Let your son know that you are willing and able to act when he thinks it is necessary. He'll appreciate having you in his corner. And good luck. Bullies and bullying in general can be the toughest thing to handle, given boys' natural propensity toward pack mentality (the strongest survive, the weakest get picked on - and loyalty is to the pack, not the individual). Be aware of the situation and in the event you have to intervene, do so only after speaking with your son so he understands why you are making the move without him - because you are concerned about his safety or his grades start slipping, etc.
L.O. answers from Seattle on April 25, 2008
This is so sad. I so wish bullying didn't happen in schools. It's sad for everyone involved.

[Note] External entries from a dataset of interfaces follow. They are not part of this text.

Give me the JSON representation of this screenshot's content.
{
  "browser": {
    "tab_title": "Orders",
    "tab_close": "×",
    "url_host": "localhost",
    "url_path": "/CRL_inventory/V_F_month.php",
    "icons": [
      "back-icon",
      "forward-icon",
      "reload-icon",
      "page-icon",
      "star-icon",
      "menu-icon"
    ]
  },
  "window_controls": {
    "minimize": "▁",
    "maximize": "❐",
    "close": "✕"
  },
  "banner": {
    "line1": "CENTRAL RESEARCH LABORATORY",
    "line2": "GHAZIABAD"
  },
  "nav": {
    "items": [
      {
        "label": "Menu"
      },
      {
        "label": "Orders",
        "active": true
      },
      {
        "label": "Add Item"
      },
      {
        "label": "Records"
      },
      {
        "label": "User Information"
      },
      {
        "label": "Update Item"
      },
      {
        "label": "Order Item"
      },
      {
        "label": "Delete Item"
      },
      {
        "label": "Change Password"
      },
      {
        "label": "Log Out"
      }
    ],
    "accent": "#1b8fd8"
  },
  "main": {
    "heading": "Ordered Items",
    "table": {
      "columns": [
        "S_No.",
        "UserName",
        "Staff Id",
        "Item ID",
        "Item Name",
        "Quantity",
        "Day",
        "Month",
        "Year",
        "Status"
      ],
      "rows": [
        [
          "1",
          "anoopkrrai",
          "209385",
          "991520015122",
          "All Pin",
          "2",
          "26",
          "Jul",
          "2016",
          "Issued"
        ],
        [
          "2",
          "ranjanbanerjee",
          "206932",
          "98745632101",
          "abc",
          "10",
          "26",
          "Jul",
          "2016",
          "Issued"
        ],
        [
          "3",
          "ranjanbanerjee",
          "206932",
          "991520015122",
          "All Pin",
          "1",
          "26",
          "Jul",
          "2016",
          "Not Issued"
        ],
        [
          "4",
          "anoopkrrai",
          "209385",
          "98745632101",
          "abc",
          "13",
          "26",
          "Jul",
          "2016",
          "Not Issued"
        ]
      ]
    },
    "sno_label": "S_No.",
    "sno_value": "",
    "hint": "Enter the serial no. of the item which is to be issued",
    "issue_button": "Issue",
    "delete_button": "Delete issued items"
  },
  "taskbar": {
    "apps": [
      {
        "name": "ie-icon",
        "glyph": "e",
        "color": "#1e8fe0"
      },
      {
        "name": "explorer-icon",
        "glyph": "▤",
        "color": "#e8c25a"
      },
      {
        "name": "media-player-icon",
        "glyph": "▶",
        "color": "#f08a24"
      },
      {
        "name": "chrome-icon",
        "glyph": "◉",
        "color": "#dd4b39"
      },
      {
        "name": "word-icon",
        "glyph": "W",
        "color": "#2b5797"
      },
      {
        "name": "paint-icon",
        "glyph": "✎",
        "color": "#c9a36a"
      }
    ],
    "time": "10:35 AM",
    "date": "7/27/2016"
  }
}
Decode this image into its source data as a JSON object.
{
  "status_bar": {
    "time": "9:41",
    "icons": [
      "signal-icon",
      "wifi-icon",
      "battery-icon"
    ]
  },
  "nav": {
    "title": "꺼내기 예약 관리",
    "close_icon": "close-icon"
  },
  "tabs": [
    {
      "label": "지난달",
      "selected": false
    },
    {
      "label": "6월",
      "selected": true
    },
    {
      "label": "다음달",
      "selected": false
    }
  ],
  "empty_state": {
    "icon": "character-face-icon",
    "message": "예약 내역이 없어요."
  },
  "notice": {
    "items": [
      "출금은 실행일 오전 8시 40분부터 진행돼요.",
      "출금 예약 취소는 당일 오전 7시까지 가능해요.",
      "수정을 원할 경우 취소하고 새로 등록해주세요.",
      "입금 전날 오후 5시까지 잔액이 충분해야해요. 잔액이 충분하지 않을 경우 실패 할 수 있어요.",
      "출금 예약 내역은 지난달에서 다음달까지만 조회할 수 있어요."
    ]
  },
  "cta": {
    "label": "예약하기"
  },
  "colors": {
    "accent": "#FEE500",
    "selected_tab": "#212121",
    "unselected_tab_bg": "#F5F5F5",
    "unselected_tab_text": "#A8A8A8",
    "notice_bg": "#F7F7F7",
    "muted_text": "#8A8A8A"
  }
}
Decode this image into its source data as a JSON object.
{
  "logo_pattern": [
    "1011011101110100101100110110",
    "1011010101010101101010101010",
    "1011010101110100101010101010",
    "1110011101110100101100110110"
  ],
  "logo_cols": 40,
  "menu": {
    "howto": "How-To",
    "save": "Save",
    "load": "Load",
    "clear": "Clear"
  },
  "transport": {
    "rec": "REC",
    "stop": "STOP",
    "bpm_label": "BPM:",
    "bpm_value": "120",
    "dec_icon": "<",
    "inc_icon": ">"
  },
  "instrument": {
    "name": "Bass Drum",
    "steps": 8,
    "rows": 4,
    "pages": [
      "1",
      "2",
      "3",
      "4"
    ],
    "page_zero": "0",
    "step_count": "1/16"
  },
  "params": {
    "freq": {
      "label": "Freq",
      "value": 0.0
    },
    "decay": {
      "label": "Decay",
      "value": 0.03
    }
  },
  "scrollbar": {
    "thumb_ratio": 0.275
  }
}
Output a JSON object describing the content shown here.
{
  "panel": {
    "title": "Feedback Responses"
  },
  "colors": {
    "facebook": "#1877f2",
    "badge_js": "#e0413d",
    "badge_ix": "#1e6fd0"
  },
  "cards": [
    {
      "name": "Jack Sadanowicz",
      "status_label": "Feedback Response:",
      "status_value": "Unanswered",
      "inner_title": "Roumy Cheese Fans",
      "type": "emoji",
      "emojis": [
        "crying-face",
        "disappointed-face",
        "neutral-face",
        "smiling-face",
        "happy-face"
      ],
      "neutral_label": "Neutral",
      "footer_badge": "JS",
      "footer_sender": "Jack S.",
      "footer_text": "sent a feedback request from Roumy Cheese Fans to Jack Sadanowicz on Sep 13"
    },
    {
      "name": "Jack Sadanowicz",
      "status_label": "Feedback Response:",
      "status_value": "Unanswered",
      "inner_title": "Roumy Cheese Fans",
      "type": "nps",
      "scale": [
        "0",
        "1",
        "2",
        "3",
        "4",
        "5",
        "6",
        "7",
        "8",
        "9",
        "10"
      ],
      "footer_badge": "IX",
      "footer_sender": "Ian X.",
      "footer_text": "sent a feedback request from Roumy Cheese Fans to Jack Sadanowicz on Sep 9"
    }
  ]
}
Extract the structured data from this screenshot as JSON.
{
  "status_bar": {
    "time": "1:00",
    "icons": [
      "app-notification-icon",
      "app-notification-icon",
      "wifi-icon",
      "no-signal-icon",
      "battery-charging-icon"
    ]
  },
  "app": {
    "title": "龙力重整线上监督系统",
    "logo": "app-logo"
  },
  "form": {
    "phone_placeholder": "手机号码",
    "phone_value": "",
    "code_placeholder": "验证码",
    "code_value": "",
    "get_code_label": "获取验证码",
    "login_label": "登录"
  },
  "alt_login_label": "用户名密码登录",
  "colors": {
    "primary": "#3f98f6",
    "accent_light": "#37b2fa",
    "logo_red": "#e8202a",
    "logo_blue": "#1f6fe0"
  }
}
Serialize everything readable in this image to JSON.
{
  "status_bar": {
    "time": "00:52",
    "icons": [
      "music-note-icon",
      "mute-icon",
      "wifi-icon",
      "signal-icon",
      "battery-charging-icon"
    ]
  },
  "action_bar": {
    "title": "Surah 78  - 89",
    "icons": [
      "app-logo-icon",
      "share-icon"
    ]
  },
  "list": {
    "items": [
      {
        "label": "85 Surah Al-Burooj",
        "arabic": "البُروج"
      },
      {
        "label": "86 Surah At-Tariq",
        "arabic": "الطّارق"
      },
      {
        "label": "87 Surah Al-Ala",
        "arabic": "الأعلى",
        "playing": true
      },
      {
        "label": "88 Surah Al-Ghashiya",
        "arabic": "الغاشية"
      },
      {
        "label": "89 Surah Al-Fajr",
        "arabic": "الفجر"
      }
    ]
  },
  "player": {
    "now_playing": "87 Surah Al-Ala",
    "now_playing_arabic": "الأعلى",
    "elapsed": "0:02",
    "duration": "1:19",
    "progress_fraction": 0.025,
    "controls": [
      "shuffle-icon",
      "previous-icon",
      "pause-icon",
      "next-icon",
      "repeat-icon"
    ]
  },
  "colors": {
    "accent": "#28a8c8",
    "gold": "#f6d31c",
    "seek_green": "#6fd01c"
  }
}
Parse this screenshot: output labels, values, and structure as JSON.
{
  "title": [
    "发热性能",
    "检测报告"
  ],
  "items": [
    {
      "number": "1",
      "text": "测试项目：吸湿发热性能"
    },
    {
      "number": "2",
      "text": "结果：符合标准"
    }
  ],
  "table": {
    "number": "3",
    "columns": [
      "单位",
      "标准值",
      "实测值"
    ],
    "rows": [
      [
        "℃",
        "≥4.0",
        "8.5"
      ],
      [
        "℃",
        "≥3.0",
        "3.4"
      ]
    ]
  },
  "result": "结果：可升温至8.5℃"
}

I would ask for a meeting or conference call between yourself, classroom teacher and the school counselor. I can understand the classroom teacher not really getting involved because it is his one break during the day. As a teacher, I cherished the lunch break! But, if he has chosen to allow the kids to be in the classroom playing chess, he has kind of set himself up to be somewhat on duty. Maybe the school counselor could sit in the chess game a few days a week to monitor and also teach some social skills.
If your son finds out about the meeting or you choose to tell him, I think you can try your best to explain to him that it is your job as a mom to help protect him. Odds are the bully is bullying other kids, too. So, the bully probably wouldn't know that your son had talked about the problem.
I wish you all the best. My heart goes out to you and your son!
H.C. answers from Seattle on April 25, 2008
Hi Jennifer -
My 6th grade son has been bullied and excluded his whole public school career. He does have friends, but they do not stick up for him. I would recommend talking with the counselor and with the principle. Bullying is illegal in Washington and there is a no tolerance policy. I know it is difficult for your son to have you step in for him, but they is your right as a parent. You need to explain this to him. Also, let him know that you will not talk to the child or his parents or his teacher. But let him know you will go behind the scences to make sure that he is safe at school. Let him know it is he is entitled to feel safe at school, just like everyone else. If the staff at the school knows you are going to advocate for your son, they will pay attention. They are liable for this situation. I feel for you and your son and this situation. Maybe letting him see some of the responses, so he knows he is not alone in his problem will help him not be quite so sad. It really broke my heart when my son said to me a couple of months ago "Why won't they just leave me alone?" and I didn't have an answer.
You are doing a great job, hang in there.
E.T. answers from Portland on April 25, 2008
I would talk to your son about going to the principal. I just did that this week with my daughter who is in kindergarten. It did a world of good and the bully got pulled into the office and talked to. I told my daughter that by going to the principal's office we were probably helping out other kids too afraid to speak up about the bully. The boy had thrown a toy at my daughters eye and nicked the area the area round it. So now Aspen feels like she did a good deed for other kids as well as helping protect herself. That teacher in your sons class is being lazy and needs to be talked to. Your son's emotional and physical well being are more important than the guys lunch hour. Good Luck!